Shortly before the Cannabis Regulation Act went into effect, some city councilors said they didn’t believe the city would have a set of guidelines in place by Sept. 1. City officials informed the council earlier this month Oct. 1 was a more likely deadline.
Jason Kluck, interim director of the city’s Planning and Land Use Department, said a subcommittee of the city Planning Commission already has started meeting on the matter, but the panel likely won’t see a set of recommendations until Aug. 5.
Though some cities, including Albuquerque, have already voted on a set of draft guidelines, Linda Trujillo, superintendent of the state Regulation and Licensing Department, and John Blair, the agency’s deputy superintendent, said Santa Fe is in line with many other municipalities.
While the city cannot ban recreational cannabis cultivation and shops, it can make decisions about density, operating hours of cannabis businesses, consumption areas, use of tax funds and other factors related to the industry.
Kluck noted the recommendations being vetted by the subcommittee are fairly similar to what Santa Fe County is exploring.
The county Planning Commission approved a set of recommendations July 15. The Santa Fe County Commission will examine the recommendations at a special meeting Friday.
The county Planning Commission ditched its most contentious proposal, which would have limited personal plant production to indoor facilities.

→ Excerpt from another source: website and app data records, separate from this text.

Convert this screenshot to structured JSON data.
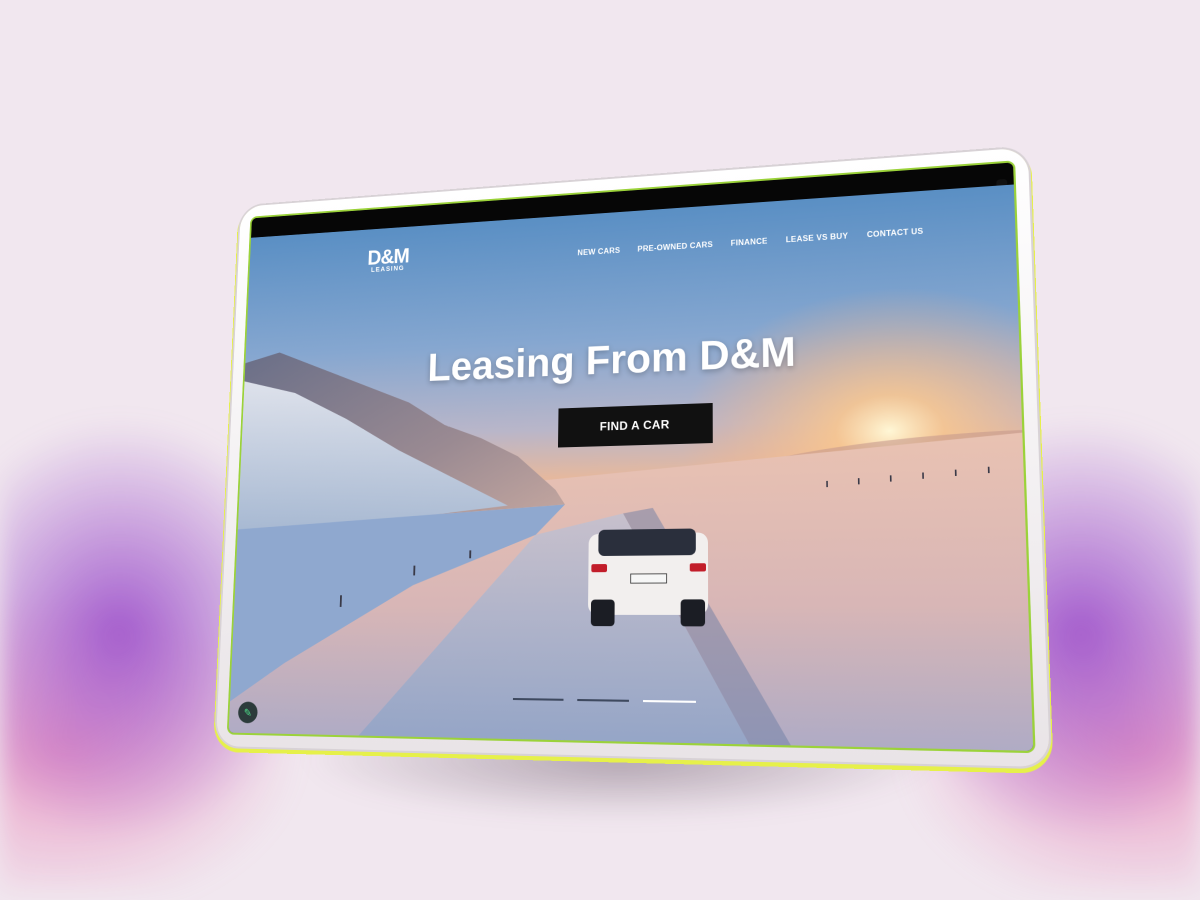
{
  "site": {
    "logo": {
      "mark": "D&M",
      "sub": "LEASING"
    },
    "nav": [
      {
        "label": "NEW CARS"
      },
      {
        "label": "PRE-OWNED CARS"
      },
      {
        "label": "FINANCE"
      },
      {
        "label": "LEASE VS BUY"
      },
      {
        "label": "CONTACT US"
      }
    ],
    "hero": {
      "headline": "Leasing From D&M",
      "cta_label": "FIND A CAR",
      "slides": 3,
      "active_slide": 3
    },
    "edit_icon": "pencil-icon"
  },
  "colors": {
    "background": "#f1e7ef",
    "accent_glow": "#9646c8",
    "bezel_edge": "#e6f04a",
    "screen_edge": "#9bd23a",
    "cta_bg": "#111111"
  }
}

It reversed course after receiving feedback from community members who felt the provision was too restrictive.
Some of the proposed provisions before the County Commission include a 300-foot separation between cannabis businesses and schools or day care centers, 200 feet between each cannabis business and a rule allowing cannabis producers to cultivate product in the same zoning areas as dairy farms.
The county also is exploring “consumption areas,” where cannabis products can be consumed by anyone 21 or older.